But that isn’t a criticism, at least not a negative one, because I, for one, was absolutely rapt for the whole length of “Tickled”. Like “Catfish”, “Cropsey”, or “Resurrect Dead”, all films in which the documentary filmmakers pursue some question down the rabbit hole, the fun (if you can call it that) of “Tickled” is in giving yourself over to a slowly blooming dread. And certainly “Tickled” is at its best when it gives you the feeling that you’re being led inexorably towards some horrible revelation, something you’re not sure you want to know, but you’re sure you have to know.
Also like those films, the documentary filmmakers appear on-screen, and like any good noir detective, find themselves inextricably intertwined with the mystery they’re attempting to solve. In fact, our filmmakers made the film under the constant threat of lawsuit, and so their presence in the film is probably forgivable.
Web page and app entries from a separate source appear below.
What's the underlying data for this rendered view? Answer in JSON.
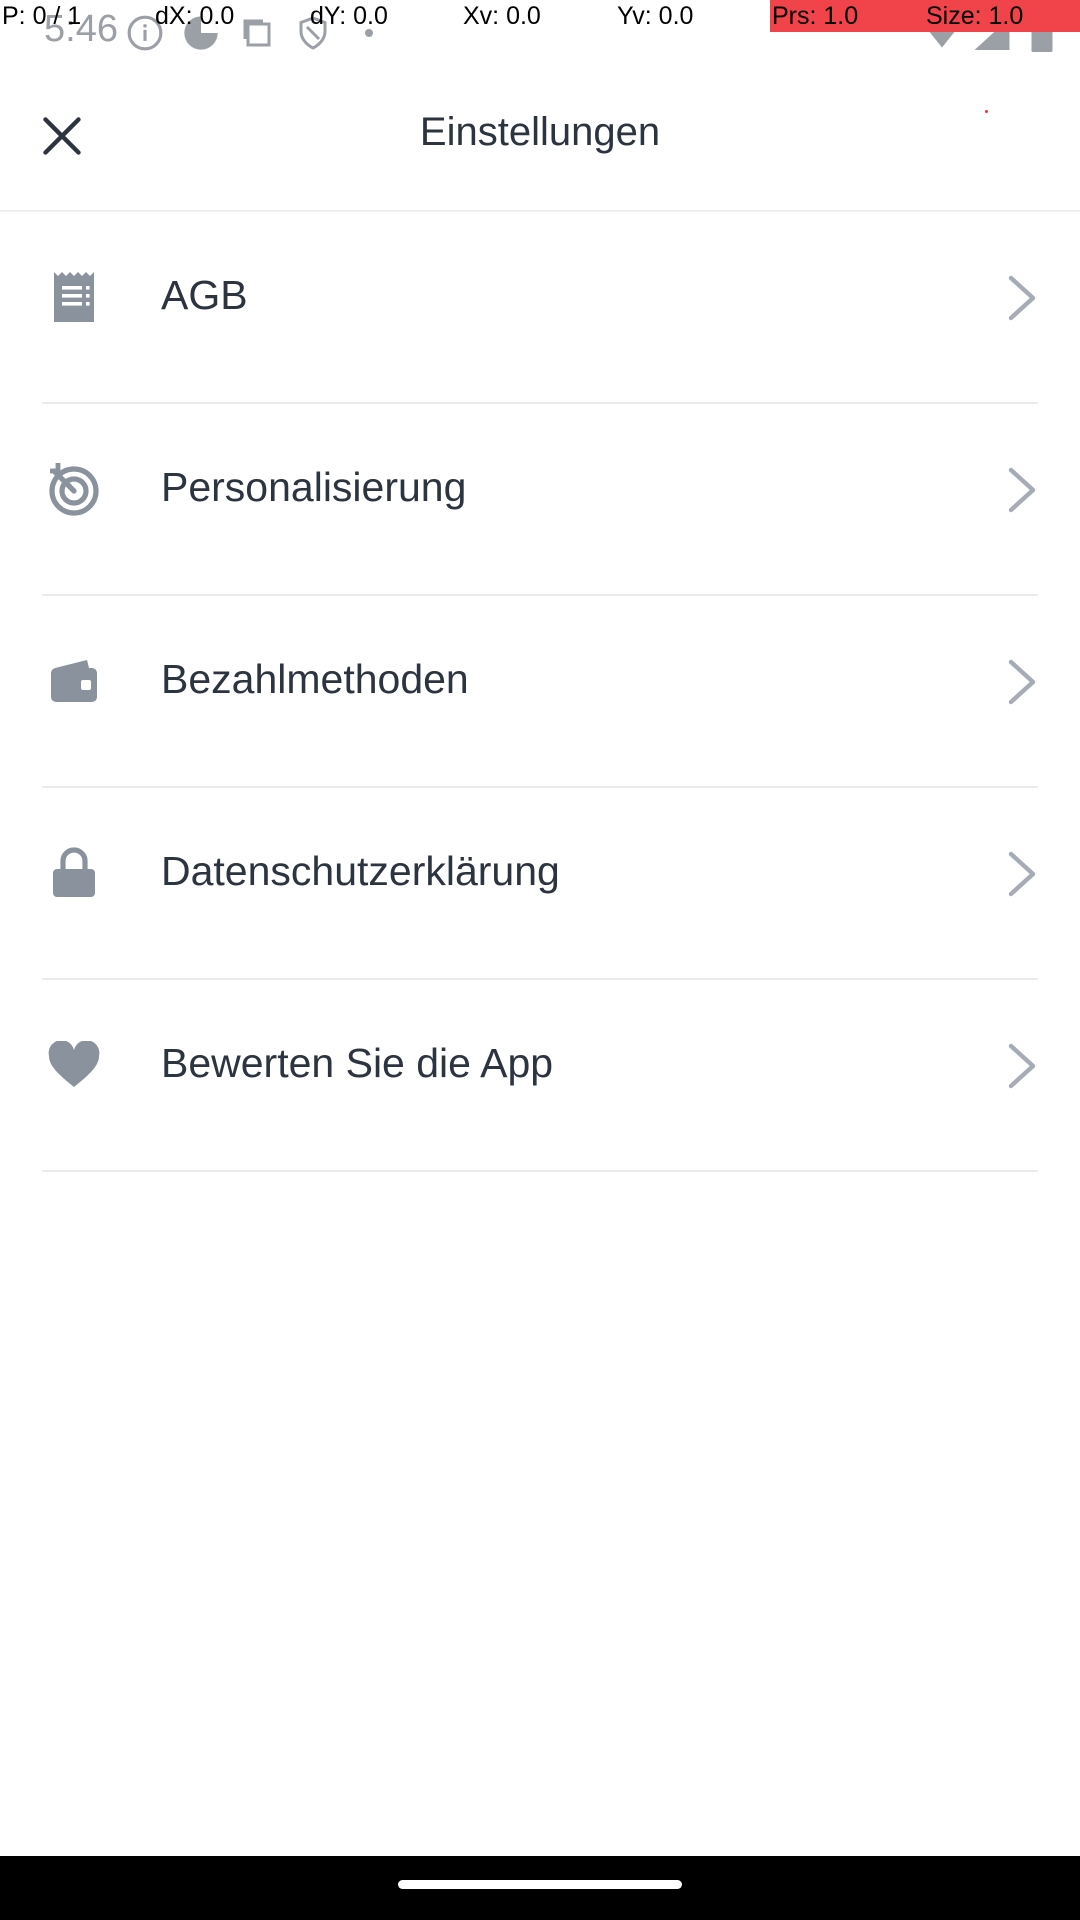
{
  "status_bar": {
    "time": "5:46"
  },
  "debug_overlay": {
    "pointer": "P: 0 / 1",
    "dx": "dX: 0.0",
    "dy": "dY: 0.0",
    "xv": "Xv: 0.0",
    "yv": "Yv: 0.0",
    "prs": "Prs: 1.0",
    "size": "Size: 1.0",
    "highlight_color": "#f0434a"
  },
  "header": {
    "title": "Einstellungen",
    "close_icon": "close-icon"
  },
  "settings": {
    "items": [
      {
        "label": "AGB",
        "icon": "document-icon"
      },
      {
        "label": "Personalisierung",
        "icon": "target-icon"
      },
      {
        "label": "Bezahlmethoden",
        "icon": "wallet-icon"
      },
      {
        "label": "Datenschutzerklärung",
        "icon": "lock-icon"
      },
      {
        "label": "Bewerten Sie die App",
        "icon": "heart-icon"
      }
    ]
  },
  "colors": {
    "icon": "#8a929e",
    "text": "#2c3440",
    "divider": "#e9ecef",
    "chevron": "#a6acb5"
  }
}
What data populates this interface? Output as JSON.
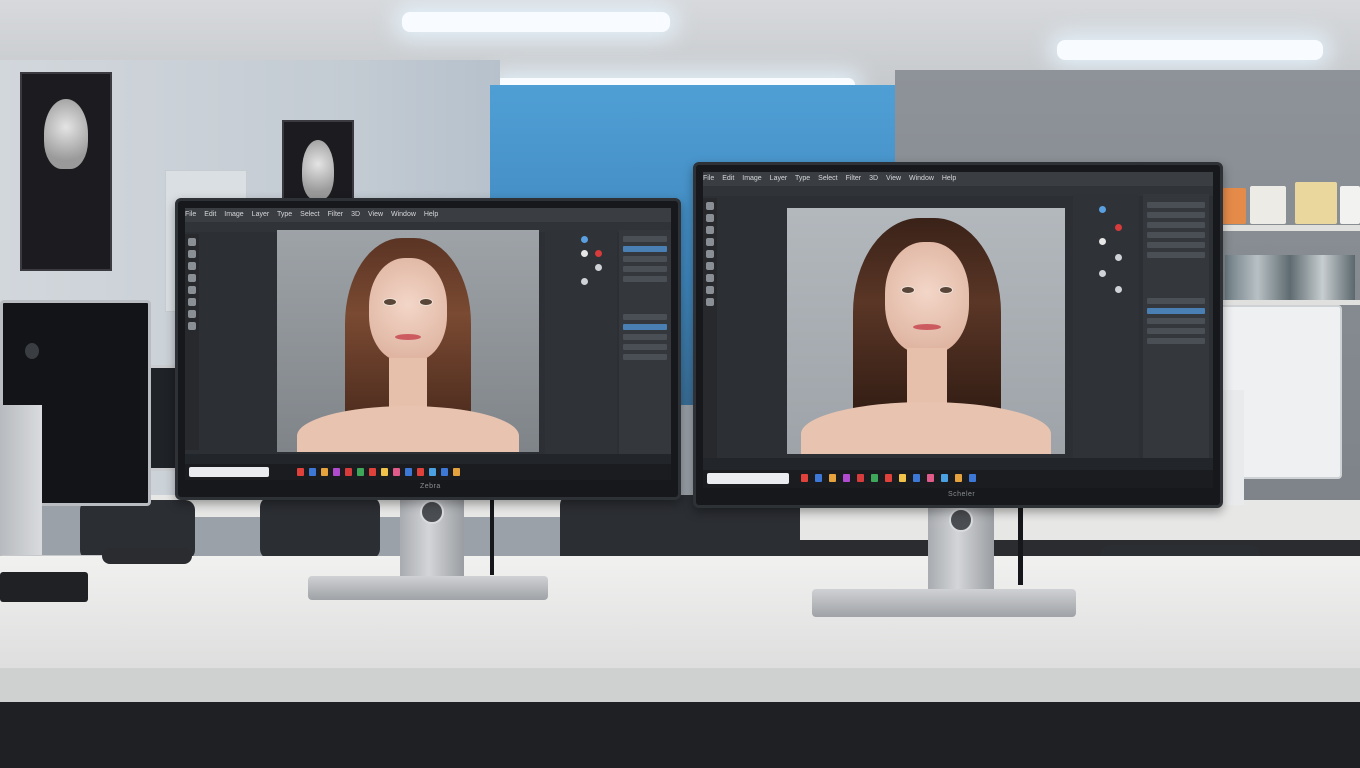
{
  "scene": {
    "description_tags": [
      "office",
      "two-monitors",
      "photo-editing-app"
    ]
  },
  "monitor_left": {
    "brand": "Zebra",
    "menu_items": [
      "File",
      "Edit",
      "Image",
      "Layer",
      "Type",
      "Select",
      "Filter",
      "3D",
      "View",
      "Window",
      "Help"
    ]
  },
  "monitor_right": {
    "brand": "Scheler",
    "menu_items": [
      "File",
      "Edit",
      "Image",
      "Layer",
      "Type",
      "Select",
      "Filter",
      "3D",
      "View",
      "Window",
      "Help"
    ]
  },
  "colors": {
    "accent_red": "#d83b3b",
    "accent_blue": "#4a7fb3"
  }
}
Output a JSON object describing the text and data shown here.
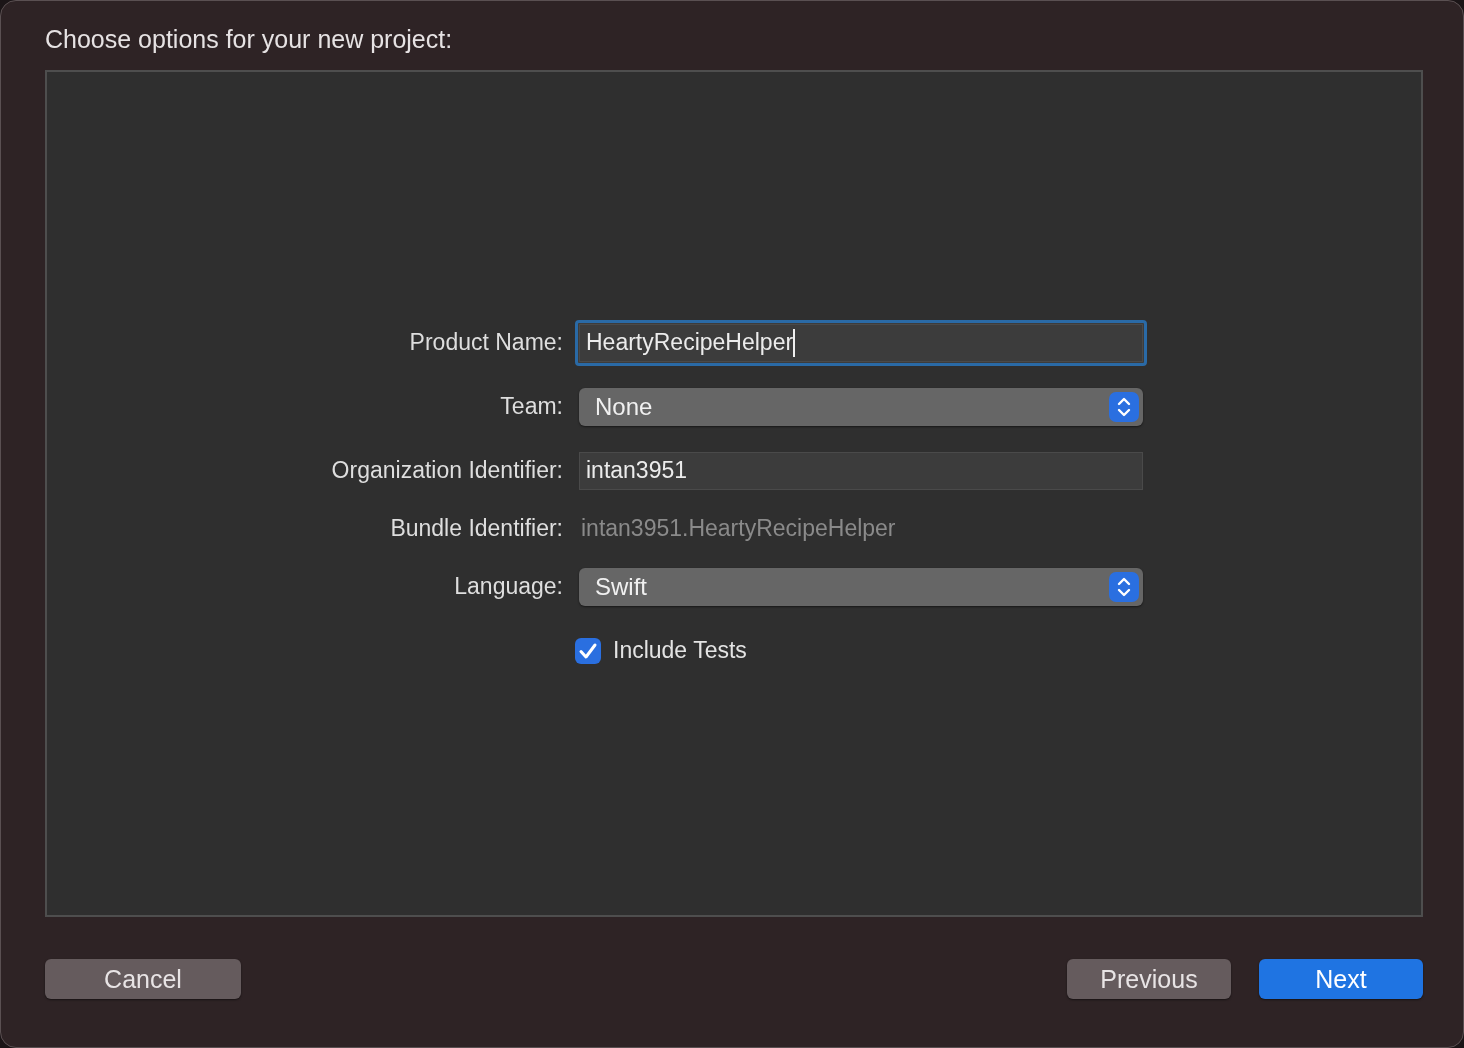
{
  "window": {
    "title": "Choose options for your new project:"
  },
  "fields": [
    {
      "kind": "text",
      "label": "Product Name:",
      "value": "HeartyRecipeHelper",
      "focused": true
    },
    {
      "kind": "popup",
      "label": "Team:",
      "value": "None"
    },
    {
      "kind": "text",
      "label": "Organization Identifier:",
      "value": "intan3951",
      "focused": false
    },
    {
      "kind": "static",
      "label": "Bundle Identifier:",
      "value": "intan3951.HeartyRecipeHelper"
    },
    {
      "kind": "popup",
      "label": "Language:",
      "value": "Swift"
    },
    {
      "kind": "checkbox",
      "label": "Include Tests",
      "checked": true
    }
  ],
  "buttons": [
    {
      "label": "Cancel",
      "default": false
    },
    {
      "label": "Previous",
      "default": false
    },
    {
      "label": "Next",
      "default": true
    }
  ]
}
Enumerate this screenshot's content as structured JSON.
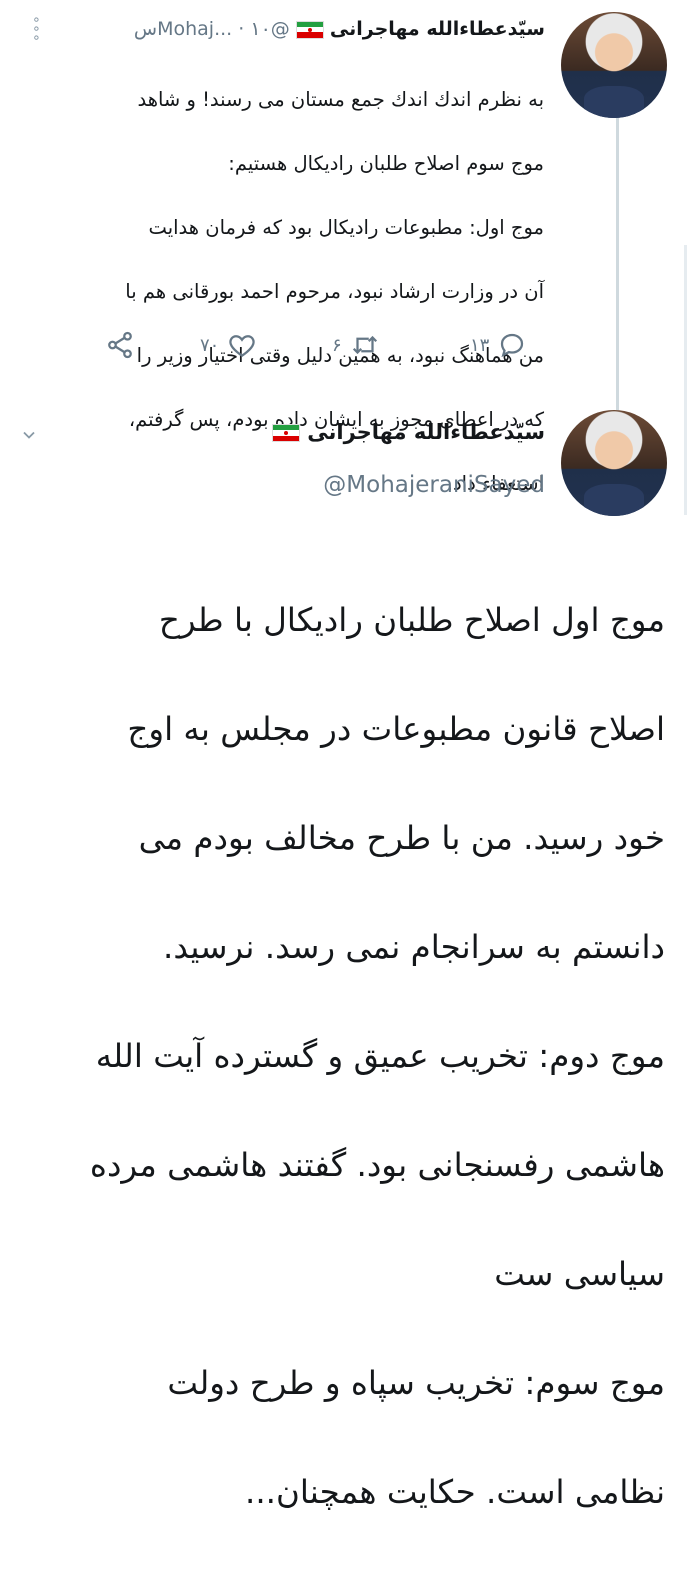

And the profound strangeness of the “solution” to the film’s “mystery” goes a long way towards making the film’s faults forgivable. One of those faults may be a fault of creation, not exclusive to the film: once the mystery is solved, there’s not much that the filmmakers, or we, can do about it besides gawp at the sheer strangeness, and maybe even evil, of what they’ve found.
I’m trying to tell you how I feel about a film that made me feel very weird, without letting on what happens in the film. I’m not sure I’ve been successful at that. But I do have to make clear that this review should count as a recommendation without reservation. It’s a wild, flawed, utterly arresting piece of research and – whatever its flaws – is as suspenseful, scary and downright, well, strange.